The municipal authorities have built 30 parks in the last three years in Calcutta. Plans are also underway to add more parks in areas that fall between municipal wards 101 and 141. These are welcome developments on two counts. First, public parks occupy only five per cent of Calcutta’s total area. (Parks should cover 20 per cent of space for a city of this size.) Second, ‘public’ parks are not always inclusive spaces. Even the nominal entry fee charged by the popular parks keeps out underprivileged citizens. If each municipal ward were to have its own park, the less affluent would stand a better chance of gaining access to such civic amenities.
But before congratulating the municipal authorities for their democratic and environment-friendly vision, consider the following facts. The number of trees per kilometre on Calcutta’s roads is 43. Ideally, the figure should be 400. Neither the KMDA nor the Metro Railway — agencies responsible for rampant felling on such areas as the Eastern Metropolitan Bypass, the stretch between Santoshpur Connector and Khudiram Station, James Long Sarani in Behala and even Camac Street — knows exactly how many trees have been felled. Official statistics state that in 2013, 1,785 trees were felled in Calcutta, a figure that environmentalists suspect is grossly inaccurate. Is the proposal to add parks then a ruse to deflect public attention from the pathetic institutional failure to safeguard Calcutta’s fragile environment?
The incongruence of development with ecological concerns can be attributed to an apathy that the executive shares with the judiciary. A legislation passed in 2006 states that if a person were to fell a tree after obtaining the necessary permission, two trees are to be planted as compensation. In the case of ‘developers’ (real estate agents and government agencies) the figure is supposed to be five. But the legal provisions are yet to be incorporated in the municipal Building Rules, allowing errant promoters to build residential complexes without the mandatory 20 per cent green cover.
The law has remained on paper not merely because of the government’s criminal collusion with the builders’ lobby. The courts’ reluctance to confront such violations in a far more combative manner is an aberration in an era of judicial activism. The high-court appointed committee’s useful suggestion of planting semi-grown trees as compensation remains susceptible to the inertia that afflicts public institutions and the people when it comes to protecting trees.
Some environmentalists have demanded the creation of yet another regulatory body to monitor the implementation of green laws. But these bodies — with their customary sprinkling of activists, public officials and planners — remain toothless because their decisions are not binding on the government. Stringent implementation of green laws and the empowerment of regulatory panels must be accompanied by a ‘tree census’. This will help planners by offering reliable data on the surviving tree population, the city’s vulnerable green spots as well as the kinds of trees that can check pollution.

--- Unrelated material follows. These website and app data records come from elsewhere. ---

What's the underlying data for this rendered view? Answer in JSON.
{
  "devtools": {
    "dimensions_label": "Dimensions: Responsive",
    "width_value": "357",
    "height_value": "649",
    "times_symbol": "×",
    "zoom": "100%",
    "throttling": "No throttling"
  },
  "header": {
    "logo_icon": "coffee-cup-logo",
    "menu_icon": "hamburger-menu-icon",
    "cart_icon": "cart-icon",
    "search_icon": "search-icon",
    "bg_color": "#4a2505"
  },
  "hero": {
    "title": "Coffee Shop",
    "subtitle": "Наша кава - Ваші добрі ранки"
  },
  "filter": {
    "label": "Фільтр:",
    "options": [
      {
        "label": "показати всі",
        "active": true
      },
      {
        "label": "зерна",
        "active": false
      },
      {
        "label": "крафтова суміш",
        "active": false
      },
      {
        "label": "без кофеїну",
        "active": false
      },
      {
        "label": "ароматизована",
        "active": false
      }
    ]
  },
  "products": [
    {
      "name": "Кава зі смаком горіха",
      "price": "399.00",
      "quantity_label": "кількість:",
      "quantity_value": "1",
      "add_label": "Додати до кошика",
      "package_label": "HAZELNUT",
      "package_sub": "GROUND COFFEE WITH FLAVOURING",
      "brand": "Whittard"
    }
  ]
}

Only sustained public pressure can compel the government to act. Sporadic awareness campaigns and the mere inclusion of Environmental Studies in the educational curriculum are not enough to create this kind of pressure. Newer, innovative ways must be explored to include environmental issues within the ambit of demands that people make of the government.
Incentives — monetary rewards for citizens for registering bona fide complaints against or for preventing felling — can work wonders in a society that worships wealth but not trees.